Lara Sarlak, MA Anthropology and Media The results of the previous Turkish general elections in June 2015 had many people carried away by the illusion of possible change. A pro-minority party, the HDP, had managed to pass the arbitrary electoral threshold and Erdoğan’s AKP had finally had its majority displaced. Yet over the past few months, Erdoğan has been extremely consistent in frightening the peoples of Turkey: […]

Gujarat, 2002: The Semantic Limitations of the Word ‘Riot’

Atika Dawood, BA Arabic and Linguistics Trigger Warning: (Sexual) violence against women and children The spectre of the 2002 Gujarat Riots has re-emerged following the landslide victory of Narendra Modi early last year. The ‘riots’ began when 59 Hindu pilgrims died after a train carrying them was set on fire. Following the false accusation of […]

So Many, Yet So Little Done

Florence Goddard, BA Politics and Development Studies Trigger Warning: Article deals with issues of mental health and mentions suicide. As a fairly privileged middle class student of a notoriously left-wing university I spend most of my time in the world of radical idealism, safe spaces and tolerance that is SOAS. It’s definitely not perfect, but […]
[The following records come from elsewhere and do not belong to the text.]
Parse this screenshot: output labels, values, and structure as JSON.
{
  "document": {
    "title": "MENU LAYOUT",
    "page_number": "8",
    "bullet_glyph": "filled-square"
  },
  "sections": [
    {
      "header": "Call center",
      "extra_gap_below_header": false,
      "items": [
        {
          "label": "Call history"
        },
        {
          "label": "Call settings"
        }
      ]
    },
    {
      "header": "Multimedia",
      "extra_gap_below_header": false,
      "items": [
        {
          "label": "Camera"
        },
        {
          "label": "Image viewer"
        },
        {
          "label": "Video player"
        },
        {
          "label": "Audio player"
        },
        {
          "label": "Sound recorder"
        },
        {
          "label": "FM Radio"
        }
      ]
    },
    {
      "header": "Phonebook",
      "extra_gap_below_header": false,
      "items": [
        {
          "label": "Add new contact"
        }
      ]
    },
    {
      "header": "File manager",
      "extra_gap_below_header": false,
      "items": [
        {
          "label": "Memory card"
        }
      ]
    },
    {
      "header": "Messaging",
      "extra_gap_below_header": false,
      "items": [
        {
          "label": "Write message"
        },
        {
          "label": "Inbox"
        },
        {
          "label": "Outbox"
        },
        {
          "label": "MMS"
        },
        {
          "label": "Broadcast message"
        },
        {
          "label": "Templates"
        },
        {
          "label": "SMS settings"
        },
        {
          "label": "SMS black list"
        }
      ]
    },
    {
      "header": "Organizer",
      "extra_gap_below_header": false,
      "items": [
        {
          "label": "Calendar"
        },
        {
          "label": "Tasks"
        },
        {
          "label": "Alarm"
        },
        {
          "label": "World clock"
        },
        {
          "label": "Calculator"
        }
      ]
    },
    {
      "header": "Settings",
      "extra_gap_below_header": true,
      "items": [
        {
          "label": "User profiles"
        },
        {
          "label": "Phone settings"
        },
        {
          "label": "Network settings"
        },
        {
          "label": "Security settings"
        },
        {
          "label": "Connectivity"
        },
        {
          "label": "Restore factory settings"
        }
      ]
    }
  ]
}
The Rise of a Politics of Fear: War-mongering? Let’s talk for a minute about fear-mongering

Joe Dunne, BA International Relations As rarely happens in the 21st century, a Hollywood blockbuster in the form of Hunger Games: Catching Fire struck a satirical cord in its uncanny resemblance to our global political system. The head ‘Gamesmaker’, the absurdly named Plutarch Heavensbee, advises President Snow that ‘more fear’ is required to subdue the […]